**REQUIRED WORK**
Which lines below contain "Mental"? Pull them out.

Dataset excerpts
>>>>

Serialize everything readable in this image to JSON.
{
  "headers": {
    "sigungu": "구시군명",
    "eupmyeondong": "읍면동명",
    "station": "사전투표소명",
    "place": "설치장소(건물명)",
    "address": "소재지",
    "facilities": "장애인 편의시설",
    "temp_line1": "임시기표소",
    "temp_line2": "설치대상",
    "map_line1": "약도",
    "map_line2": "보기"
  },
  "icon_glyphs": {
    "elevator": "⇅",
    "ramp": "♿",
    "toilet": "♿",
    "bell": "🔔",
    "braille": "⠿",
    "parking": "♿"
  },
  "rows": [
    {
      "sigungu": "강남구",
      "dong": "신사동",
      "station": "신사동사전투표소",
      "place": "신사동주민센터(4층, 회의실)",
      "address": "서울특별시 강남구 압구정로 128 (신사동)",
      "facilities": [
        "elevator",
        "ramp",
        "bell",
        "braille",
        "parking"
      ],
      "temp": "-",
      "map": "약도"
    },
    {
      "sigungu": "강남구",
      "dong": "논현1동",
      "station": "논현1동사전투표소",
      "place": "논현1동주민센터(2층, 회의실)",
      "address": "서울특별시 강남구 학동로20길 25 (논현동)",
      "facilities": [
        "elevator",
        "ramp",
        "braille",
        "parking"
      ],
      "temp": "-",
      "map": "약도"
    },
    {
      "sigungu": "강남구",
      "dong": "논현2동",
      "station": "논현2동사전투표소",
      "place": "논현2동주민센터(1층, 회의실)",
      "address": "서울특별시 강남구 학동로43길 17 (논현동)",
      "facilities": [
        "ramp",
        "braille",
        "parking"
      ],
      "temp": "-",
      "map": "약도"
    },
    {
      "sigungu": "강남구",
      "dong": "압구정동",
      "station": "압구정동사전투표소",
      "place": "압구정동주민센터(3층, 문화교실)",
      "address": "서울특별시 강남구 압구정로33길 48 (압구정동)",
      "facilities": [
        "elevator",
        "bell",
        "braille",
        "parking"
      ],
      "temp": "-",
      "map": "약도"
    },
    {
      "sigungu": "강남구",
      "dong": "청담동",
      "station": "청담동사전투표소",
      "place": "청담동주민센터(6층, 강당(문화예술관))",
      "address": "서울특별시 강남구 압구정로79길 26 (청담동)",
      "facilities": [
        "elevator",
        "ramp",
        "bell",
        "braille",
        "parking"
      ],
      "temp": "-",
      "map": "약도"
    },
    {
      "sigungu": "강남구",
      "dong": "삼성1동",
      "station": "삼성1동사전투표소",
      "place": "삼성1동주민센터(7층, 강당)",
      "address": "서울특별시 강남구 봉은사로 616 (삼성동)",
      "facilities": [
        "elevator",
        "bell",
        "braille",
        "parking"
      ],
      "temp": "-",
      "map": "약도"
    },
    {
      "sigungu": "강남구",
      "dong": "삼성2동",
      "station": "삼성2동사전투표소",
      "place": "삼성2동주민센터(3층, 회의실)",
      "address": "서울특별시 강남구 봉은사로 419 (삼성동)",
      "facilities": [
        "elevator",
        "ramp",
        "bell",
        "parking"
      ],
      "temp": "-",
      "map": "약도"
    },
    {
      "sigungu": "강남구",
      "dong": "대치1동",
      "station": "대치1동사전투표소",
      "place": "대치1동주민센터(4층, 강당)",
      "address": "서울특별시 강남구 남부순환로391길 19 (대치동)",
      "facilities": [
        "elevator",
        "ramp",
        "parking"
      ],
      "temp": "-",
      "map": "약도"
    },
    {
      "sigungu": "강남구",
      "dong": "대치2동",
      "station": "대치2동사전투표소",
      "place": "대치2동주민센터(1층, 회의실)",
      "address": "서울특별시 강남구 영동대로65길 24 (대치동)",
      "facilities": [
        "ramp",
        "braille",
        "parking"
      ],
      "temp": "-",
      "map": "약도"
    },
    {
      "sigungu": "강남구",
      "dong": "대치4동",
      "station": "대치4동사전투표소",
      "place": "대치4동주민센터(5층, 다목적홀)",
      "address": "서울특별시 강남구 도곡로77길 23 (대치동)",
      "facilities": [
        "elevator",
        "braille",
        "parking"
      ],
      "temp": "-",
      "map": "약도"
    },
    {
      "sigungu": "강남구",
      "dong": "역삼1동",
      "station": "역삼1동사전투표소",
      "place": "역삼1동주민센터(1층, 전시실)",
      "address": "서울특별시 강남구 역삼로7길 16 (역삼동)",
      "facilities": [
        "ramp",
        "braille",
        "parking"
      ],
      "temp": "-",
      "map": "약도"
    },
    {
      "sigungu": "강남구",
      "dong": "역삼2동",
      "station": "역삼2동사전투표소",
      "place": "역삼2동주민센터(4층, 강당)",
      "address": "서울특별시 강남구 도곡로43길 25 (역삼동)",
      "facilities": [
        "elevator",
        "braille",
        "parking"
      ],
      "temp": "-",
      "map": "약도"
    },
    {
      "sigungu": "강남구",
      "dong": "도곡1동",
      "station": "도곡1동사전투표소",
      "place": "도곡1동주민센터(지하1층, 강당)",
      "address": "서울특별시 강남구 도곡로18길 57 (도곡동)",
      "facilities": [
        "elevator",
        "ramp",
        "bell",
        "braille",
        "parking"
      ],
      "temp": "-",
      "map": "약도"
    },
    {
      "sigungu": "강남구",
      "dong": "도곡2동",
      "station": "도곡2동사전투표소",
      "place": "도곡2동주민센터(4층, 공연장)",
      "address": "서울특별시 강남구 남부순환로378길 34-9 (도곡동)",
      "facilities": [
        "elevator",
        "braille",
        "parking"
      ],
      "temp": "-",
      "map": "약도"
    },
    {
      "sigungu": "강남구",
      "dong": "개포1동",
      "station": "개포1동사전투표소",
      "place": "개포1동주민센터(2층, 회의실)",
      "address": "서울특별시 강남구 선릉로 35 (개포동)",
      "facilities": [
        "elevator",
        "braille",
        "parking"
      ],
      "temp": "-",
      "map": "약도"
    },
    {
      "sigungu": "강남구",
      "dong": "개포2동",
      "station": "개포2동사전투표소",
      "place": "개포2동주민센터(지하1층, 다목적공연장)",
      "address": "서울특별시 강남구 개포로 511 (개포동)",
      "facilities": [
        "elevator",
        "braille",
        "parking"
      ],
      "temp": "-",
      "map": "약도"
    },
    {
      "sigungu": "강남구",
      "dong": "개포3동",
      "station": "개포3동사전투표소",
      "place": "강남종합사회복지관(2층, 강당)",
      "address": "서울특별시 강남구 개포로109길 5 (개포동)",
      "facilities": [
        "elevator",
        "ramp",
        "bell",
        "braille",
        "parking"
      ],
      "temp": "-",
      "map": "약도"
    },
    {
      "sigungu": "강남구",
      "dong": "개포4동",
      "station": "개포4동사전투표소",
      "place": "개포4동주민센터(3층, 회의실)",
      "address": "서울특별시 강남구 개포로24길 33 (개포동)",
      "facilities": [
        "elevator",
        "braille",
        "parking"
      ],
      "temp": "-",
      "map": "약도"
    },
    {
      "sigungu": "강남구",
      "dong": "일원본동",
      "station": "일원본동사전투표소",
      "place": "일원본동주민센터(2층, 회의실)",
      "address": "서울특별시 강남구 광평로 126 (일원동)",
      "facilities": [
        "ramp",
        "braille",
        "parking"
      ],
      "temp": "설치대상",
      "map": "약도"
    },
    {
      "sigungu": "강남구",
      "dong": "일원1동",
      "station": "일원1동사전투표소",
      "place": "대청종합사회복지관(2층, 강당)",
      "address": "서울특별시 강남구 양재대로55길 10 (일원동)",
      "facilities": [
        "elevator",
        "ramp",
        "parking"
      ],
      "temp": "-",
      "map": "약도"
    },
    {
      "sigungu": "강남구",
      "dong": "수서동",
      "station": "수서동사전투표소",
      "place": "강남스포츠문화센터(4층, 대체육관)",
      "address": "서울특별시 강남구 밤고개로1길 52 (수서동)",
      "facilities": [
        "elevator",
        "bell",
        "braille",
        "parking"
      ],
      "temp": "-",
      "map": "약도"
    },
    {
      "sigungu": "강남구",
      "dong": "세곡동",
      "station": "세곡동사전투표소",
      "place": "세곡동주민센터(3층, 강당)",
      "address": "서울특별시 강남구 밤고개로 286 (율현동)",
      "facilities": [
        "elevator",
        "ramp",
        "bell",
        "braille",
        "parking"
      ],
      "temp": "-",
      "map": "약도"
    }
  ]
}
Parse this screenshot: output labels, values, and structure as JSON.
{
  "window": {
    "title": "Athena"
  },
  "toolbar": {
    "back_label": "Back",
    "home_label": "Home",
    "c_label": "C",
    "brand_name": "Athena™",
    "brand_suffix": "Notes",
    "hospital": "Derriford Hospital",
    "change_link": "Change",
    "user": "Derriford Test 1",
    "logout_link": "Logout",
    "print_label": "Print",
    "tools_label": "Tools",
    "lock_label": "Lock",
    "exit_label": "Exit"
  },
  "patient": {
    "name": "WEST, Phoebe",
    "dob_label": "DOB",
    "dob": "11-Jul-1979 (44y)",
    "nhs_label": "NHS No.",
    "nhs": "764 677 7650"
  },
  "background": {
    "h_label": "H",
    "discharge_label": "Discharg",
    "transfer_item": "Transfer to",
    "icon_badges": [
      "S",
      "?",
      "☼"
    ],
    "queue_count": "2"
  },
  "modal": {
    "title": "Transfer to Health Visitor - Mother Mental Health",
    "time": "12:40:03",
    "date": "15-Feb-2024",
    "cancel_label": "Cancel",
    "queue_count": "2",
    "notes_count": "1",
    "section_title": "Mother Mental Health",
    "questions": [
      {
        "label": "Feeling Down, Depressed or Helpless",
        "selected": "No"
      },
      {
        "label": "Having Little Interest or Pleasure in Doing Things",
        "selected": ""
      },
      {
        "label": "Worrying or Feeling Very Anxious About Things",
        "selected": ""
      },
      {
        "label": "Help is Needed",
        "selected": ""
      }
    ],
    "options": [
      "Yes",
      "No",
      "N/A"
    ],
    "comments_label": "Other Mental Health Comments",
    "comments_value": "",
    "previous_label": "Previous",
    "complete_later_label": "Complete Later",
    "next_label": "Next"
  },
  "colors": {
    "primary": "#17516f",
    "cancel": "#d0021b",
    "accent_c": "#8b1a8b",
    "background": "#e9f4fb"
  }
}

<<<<

**ANSWER SPACE**
    "title": "Transfer to Health Visitor - Mother Mental Health",
    "section_title": "Mother Mental Health",
    "comments_label": "Other Mental Health Comments",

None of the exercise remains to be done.